Kevin Tanen has an appetite for books, an ability to retain information, and thinks quickly under pressure.
Those qualities make the 16-year-old junior a valued member of the Cold Spring Harbor High School team competing this year in "The Challenge," the television quiz show for Long Island high school students.
Someone with Asperger's might be socially awkward, have limited eye contact and not seem to be engaged in a conversation.
Tanen has a tendency to interrupt conversations and talk out of turn, so a special-education aide accompanies him in his classes to help minimize disruptions.
Another symptom: preoccupation with one or a few interests.
"People with Asperger's tend to focus on certain things and for me it's information. I am an encyclopedia of useless knowledge," Tanen said with a self-deprecating smile.
"I like to know weird things and then look them up to make sure they are true. Like that Mark Twain was born and died in the years of Halley's comet."
Tanen showcased his skills - and his sense of humor - during a taping last week in a Manhattan studio of Cold Spring Harbor's first-round match against St. Anthony's of South Huntington. "The Challenge" airs on MSG Varsity, which, like Newsday, is owned by Cablevision.
Host Jared Cotter posed a question in the common foreign expression category: What Italian expression translates "to the tooth"?
"Al dente," Tanen slowly enunciated, to the delight of schoolmates in the audience who came to cheer for him and teammates Sonia Subudhi, Liam Cronin and Sean O'Neill.
When he fired off answers to four physics questions about wave properties, Tanen asked Cotter to "keep going" with the questions.

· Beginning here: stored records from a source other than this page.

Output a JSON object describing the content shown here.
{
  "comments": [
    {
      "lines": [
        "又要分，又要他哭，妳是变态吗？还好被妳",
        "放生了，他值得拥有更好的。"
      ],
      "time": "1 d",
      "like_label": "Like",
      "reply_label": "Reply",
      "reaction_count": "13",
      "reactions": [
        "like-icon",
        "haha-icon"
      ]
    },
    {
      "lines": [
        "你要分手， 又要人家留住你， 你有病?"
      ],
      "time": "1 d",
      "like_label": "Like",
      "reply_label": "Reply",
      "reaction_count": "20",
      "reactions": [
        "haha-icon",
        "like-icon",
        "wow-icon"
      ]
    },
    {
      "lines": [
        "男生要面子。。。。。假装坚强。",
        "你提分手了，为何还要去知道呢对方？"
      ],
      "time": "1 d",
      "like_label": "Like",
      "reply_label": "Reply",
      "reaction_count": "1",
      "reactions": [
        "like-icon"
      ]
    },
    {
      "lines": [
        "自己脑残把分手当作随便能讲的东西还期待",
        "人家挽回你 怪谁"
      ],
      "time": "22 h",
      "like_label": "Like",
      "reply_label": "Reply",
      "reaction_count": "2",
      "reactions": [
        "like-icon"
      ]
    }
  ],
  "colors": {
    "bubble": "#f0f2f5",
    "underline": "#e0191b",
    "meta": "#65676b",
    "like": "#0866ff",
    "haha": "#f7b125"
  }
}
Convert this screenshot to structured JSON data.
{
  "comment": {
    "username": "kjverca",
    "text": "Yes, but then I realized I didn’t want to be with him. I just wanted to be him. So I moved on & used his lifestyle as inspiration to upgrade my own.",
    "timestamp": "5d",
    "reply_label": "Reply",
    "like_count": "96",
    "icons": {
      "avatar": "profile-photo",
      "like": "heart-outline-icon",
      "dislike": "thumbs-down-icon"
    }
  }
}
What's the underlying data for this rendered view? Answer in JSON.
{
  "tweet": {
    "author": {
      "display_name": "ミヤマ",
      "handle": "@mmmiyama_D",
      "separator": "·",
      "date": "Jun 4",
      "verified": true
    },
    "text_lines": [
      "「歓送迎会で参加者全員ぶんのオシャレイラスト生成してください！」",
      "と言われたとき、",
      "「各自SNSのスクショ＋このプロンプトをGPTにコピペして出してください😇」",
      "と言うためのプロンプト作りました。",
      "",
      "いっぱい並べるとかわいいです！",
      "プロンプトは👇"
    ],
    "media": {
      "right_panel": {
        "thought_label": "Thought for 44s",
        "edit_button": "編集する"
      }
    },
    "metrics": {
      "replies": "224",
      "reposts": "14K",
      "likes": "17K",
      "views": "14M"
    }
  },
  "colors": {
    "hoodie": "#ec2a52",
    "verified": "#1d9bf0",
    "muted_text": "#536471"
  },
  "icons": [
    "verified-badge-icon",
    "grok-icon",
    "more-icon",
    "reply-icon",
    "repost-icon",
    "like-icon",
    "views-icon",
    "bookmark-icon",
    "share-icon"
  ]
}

"I'm very excited," said his mother, Susan Tanen, before the taping. "This is really a niche for him. He has an amazing memory and this is a perfect venue for him. He loves to read everything. He reads the dictionary, encyclopedia, science books, mysteries, trivia, magazines, and remembers everything."
Team coach Jaak Raudsepp, 54, a science teacher, said, "Kevin is a positive contributor. . . . He fits in with the team, and the other team members are like his protectors."
Tanen's teammates, Raudsepp said, have learned "you don't have to be 100 percent mainstream to be successful."
Tanen has been a voracious reader since age 3 - his mother said that at first she thought he was just looking at books before realizing he actually was reading - and has competed in spelling and geography bees.
"I'm not the most interesting one in the spectrum of people with autism," he said, relating the story of an autistic person who learned an Icelandic language in a week.
He wants to be an engineer and is researching whether there is a link between premature birth and autism: He was a preemie. He has a twin brother who does not have Asperger's.
"I just want him to be happy, independent and have people around him who love and care about him," Susan Tanen said.